“I knew this would happen,” Javier smiled from his chair in the conference room. “Not a big deal. Roger, when you came to me and said you needed five hours per week of accounting support, I knew you had no idea how much work it really was. You said, five hours, so I assigned Nancy, one of our staff accountants, to your project. She has a lot of other work to do in our accounting department, but I knew she would get a handle on things and report back to me on your project.”

“Yes, but, now, I need Nancy for ten hours,” Roger complained. “And, she said she couldn’t give me ten hours.”

“I know,” Javier calmly replied. “Nancy came back to me with a breakdown of the work. You need a couple of hours to code all your paperwork to the right expense accounts on your project, then some time to put that data into our computer accounting system, then about twenty minutes to proof and reconcile the output for the week. And, you are right, if Nancy was going to do all the work, it would likely take ten hours.”

“But, she said she couldn’t give me ten hours. If my project is getting a service from the accounting department, how is this going to work?”

“I talked to Nancy. She is going to do the up-front coding and she is going to proof the output, so she is only going to spend three hours on your project. And, we have a data entry clerk who can bang all those transactions into the computer system in another three hours. This data entry specialist is like lightening on a keyboard. We will still get all your work done, but it will probably only take six hours instead of ten.”
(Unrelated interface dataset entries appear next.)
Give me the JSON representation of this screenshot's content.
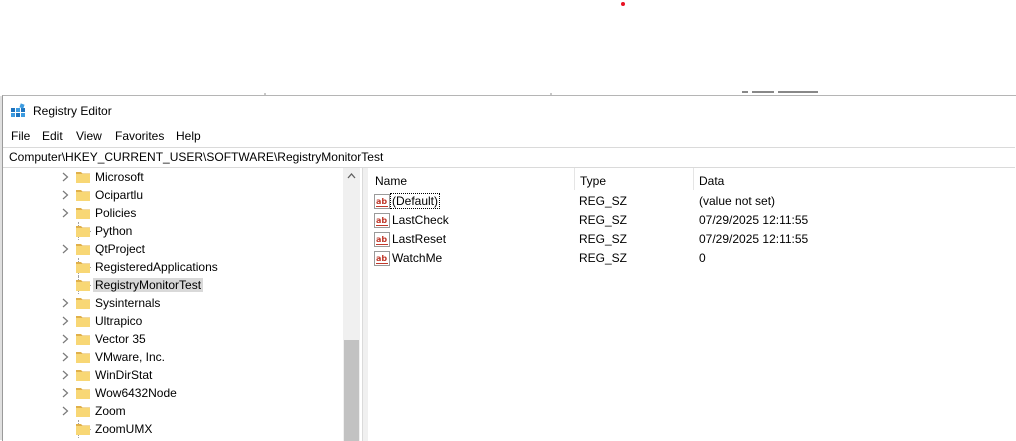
{
  "window": {
    "title": "Registry Editor"
  },
  "menu": [
    "File",
    "Edit",
    "View",
    "Favorites",
    "Help"
  ],
  "address": "Computer\\HKEY_CURRENT_USER\\SOFTWARE\\RegistryMonitorTest",
  "tree": {
    "items": [
      {
        "label": "Microsoft",
        "expandable": true
      },
      {
        "label": "Ocipartlu",
        "expandable": true
      },
      {
        "label": "Policies",
        "expandable": true
      },
      {
        "label": "Python",
        "expandable": false
      },
      {
        "label": "QtProject",
        "expandable": true
      },
      {
        "label": "RegisteredApplications",
        "expandable": false
      },
      {
        "label": "RegistryMonitorTest",
        "expandable": false,
        "selected": true
      },
      {
        "label": "Sysinternals",
        "expandable": true
      },
      {
        "label": "Ultrapico",
        "expandable": true
      },
      {
        "label": "Vector 35",
        "expandable": true
      },
      {
        "label": "VMware, Inc.",
        "expandable": true
      },
      {
        "label": "WinDirStat",
        "expandable": true
      },
      {
        "label": "Wow6432Node",
        "expandable": true
      },
      {
        "label": "Zoom",
        "expandable": true
      },
      {
        "label": "ZoomUMX",
        "expandable": false
      }
    ]
  },
  "columns": {
    "name": "Name",
    "type": "Type",
    "data": "Data"
  },
  "values": [
    {
      "name": "(Default)",
      "type": "REG_SZ",
      "data": "(value not set)"
    },
    {
      "name": "LastCheck",
      "type": "REG_SZ",
      "data": "07/29/2025 12:11:55"
    },
    {
      "name": "LastReset",
      "type": "REG_SZ",
      "data": "07/29/2025 12:11:55"
    },
    {
      "name": "WatchMe",
      "type": "REG_SZ",
      "data": "0"
    }
  ],
  "colors": {
    "folder": "#f8d775",
    "folder_dark": "#e0b04a",
    "selection": "#d9d9d9",
    "accent_red": "#e81123"
  }
}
“Why is Nancy so slow on the data entry part?” Roger wanted to know.

“Nancy doesn’t practice on data entry. Her level of work requires judgment to connect the right expenses to the right account codes in our accounting system. It’s a different level of work than data entry. If your project was smaller, I would have Nancy do all the work including the data entry, but your project is bigger than you thought, so we are going to bring in a data entry clerk. That clerk just has to accurately get the data into the computer, there is very little judgment required.”
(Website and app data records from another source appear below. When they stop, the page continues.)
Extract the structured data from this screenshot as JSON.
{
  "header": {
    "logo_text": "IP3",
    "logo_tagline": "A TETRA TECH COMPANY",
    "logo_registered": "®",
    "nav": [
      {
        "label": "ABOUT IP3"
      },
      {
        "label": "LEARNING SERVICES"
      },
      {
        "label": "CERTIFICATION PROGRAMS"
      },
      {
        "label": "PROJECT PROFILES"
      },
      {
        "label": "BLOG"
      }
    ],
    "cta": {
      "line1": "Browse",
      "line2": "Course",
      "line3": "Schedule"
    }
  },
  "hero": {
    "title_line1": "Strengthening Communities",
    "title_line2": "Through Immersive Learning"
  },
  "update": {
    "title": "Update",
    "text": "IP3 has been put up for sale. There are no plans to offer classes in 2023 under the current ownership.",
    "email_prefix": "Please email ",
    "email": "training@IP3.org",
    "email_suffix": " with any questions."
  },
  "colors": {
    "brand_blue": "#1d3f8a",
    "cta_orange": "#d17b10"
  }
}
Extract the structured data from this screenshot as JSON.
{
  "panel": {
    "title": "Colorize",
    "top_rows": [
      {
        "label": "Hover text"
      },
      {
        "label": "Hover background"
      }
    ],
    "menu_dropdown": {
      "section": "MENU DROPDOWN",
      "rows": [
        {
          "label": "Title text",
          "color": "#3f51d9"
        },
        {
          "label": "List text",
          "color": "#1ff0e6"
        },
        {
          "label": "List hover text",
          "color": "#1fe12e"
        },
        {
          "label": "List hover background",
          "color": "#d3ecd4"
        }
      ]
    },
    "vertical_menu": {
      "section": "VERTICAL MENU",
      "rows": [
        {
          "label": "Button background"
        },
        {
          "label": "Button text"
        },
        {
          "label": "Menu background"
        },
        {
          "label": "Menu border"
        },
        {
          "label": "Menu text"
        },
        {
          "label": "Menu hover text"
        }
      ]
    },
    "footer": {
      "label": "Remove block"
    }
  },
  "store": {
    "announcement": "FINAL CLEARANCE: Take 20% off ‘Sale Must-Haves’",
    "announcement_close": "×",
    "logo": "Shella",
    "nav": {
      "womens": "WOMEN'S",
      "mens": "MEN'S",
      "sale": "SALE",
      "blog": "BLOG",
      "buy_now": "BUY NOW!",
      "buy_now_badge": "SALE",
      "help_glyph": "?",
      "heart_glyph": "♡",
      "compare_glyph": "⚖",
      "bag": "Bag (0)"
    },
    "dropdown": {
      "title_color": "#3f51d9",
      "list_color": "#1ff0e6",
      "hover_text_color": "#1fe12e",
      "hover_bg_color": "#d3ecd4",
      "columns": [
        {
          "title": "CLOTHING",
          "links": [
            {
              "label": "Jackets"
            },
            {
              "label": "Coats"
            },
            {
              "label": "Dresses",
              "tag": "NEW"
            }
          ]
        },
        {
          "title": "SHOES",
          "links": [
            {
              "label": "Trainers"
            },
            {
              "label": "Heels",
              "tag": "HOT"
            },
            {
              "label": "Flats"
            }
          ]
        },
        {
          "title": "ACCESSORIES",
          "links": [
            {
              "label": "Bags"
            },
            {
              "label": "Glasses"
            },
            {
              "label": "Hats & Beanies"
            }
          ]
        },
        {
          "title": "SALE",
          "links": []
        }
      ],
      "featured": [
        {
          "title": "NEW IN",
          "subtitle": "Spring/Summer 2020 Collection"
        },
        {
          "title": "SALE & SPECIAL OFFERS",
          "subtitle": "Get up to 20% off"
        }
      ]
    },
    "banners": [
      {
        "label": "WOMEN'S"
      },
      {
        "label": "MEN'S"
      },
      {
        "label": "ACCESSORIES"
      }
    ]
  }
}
________S-II – Coding, proofing, reconciling. (Nancy)
____S-I – Data entry. (Data entry clerk)

Is It Just Red Tape?

“Just to be clear,” I repeated. “You expect a junior accountant to work overtime on your project, or if she cannot work overtime, to leave her other work undone while she finishes your work?”

“Look, it’s her work, now,” Roger replied. “She controls the pace and quality of her work. It is up to her to get it all done.”

“But, you arranged, with her manager, for five hours per week to do the accounting on your project. Because the job is bigger than you thought, it takes ten hours. Who resolves the conflict?”

“Her manager manages her other work. I am her manager on this project. She has to figure it out.”

“So, she has two managers? Are you her manager?”

“Yes, I am her manager for this project,” Roger insisted.

“So, if she underperforms or makes an egregious mistake, you can fire her from the company?” I wanted to know.

“Well, no,” Roger said. “Her other manager is in charge of that.”

“And, if she needs skills training, you would make arrangements to approve and send her to that training?”

“No,” Roger shook his head. “Her other manager would do that.”

“Then, you are not her manager.”

Roger sat up straight. “I am her manager on this project,” he stated flatly.

“Roger, you are the manager of this project. You are getting a service from the accounting department in the form of five hours of Nancy’s time per week. You have prescribing authority to directly give her task assignments, up to five hours per week. But if you need ten hours per week, you have to go to Nancy’s manager and negotiate for more time.”

“That seems like a lot of red tape to me,” Roger announced, as he stormed out of the room.